Mariner started every game at the World Cup, scoring once and having a hand in two more goals.
It was a campaign that had got off to the best possible start. To this day, Bryan Robson’s goal after only 27 seconds in the opening game against France remains England’s fastest World Cup strike.
“Everyone knew what we would do apart from France,” Mariner says.
“It was a long throw. We used it a lot and I would go to the near post with Terry Butcher, while Bryan Robson would go to the far post for the flick-on.
“It was absolutely boiling in that first game in Bilbao and we were trying to play our English style, high intensity football.
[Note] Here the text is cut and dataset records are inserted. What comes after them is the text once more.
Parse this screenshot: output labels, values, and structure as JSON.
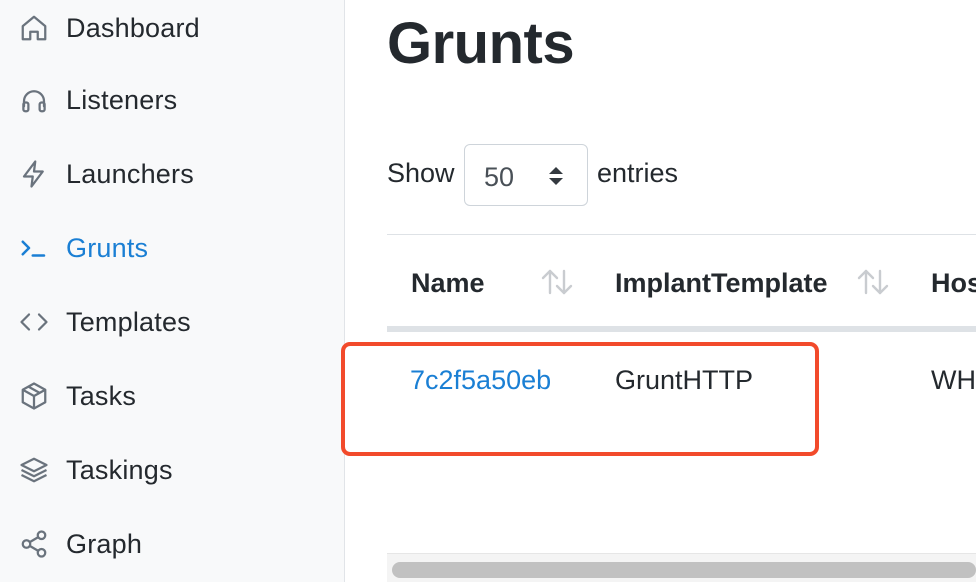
{
  "sidebar": {
    "items": [
      {
        "label": "Dashboard",
        "icon": "home-icon",
        "active": false
      },
      {
        "label": "Listeners",
        "icon": "headphones-icon",
        "active": false
      },
      {
        "label": "Launchers",
        "icon": "lightning-icon",
        "active": false
      },
      {
        "label": "Grunts",
        "icon": "terminal-icon",
        "active": true
      },
      {
        "label": "Templates",
        "icon": "code-icon",
        "active": false
      },
      {
        "label": "Tasks",
        "icon": "package-icon",
        "active": false
      },
      {
        "label": "Taskings",
        "icon": "layers-icon",
        "active": false
      },
      {
        "label": "Graph",
        "icon": "share-icon",
        "active": false
      }
    ]
  },
  "main": {
    "title": "Grunts",
    "length_menu": {
      "prefix": "Show",
      "value": "50",
      "suffix": "entries"
    },
    "table": {
      "columns": [
        "Name",
        "ImplantTemplate",
        "Hos"
      ],
      "rows": [
        {
          "name": "7c2f5a50eb",
          "implant_template": "GruntHTTP",
          "hostname": "WH"
        }
      ]
    }
  },
  "colors": {
    "accent": "#1a7fd4",
    "highlight": "#f24a2b",
    "sidebar_bg": "#f8f9fa"
  }
}
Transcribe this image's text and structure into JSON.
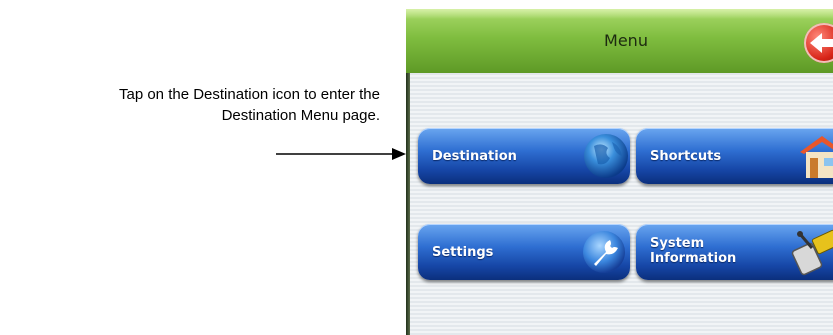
{
  "instruction": {
    "line1": "Tap on the Destination icon to enter the",
    "line2": "Destination Menu page."
  },
  "screen": {
    "title": "Menu",
    "back_icon": "back-arrow-icon",
    "accent_colors": {
      "title_bar": "#7fbd3f",
      "tile_blue": "#2f6fd2",
      "back_red": "#d82418"
    },
    "tiles": [
      {
        "label": "Destination",
        "icon": "globe-icon"
      },
      {
        "label": "Shortcuts",
        "icon": "house-icon"
      },
      {
        "label": "Settings",
        "icon": "wrench-icon"
      },
      {
        "label_line1": "System",
        "label_line2": "Information",
        "icon": "satellite-icon"
      }
    ]
  }
}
France were a really good side who made the semi finals that year, but we ground them down and won 3-1.
“For the third goal the ball came to me inside the box and I just stuck it away.
“I’d scored in the five games in the lead-up to the World Cup so I think that goal means myself Wayne Rooney and Jimmy Greaves hold the record for scoring in consecutive games for England.
“But I was just so tired that I didn’t really celebrate.”
England would emerge from the first group phase with nine points out of nine, after wins over Czechoslovakia and Kuwait.”
Mariner had made his England debut in 1977 and travelled with the squad for a tour of South America – meant to be in preparation for the World Cup in Argentina a year later.
“We went on tour to Argentina, Brazil and Uruguay but we didn’t qualify to go back for the World Cup,” he says. “We played at the Boca Juniors stadium in Buenos Aires and the Maracana in Rio.
“It was hot in Brazil but every place England go in the World Cup is too hot for them.
“I didn’t play, I was sub, but just to be there to experience it was incredible.”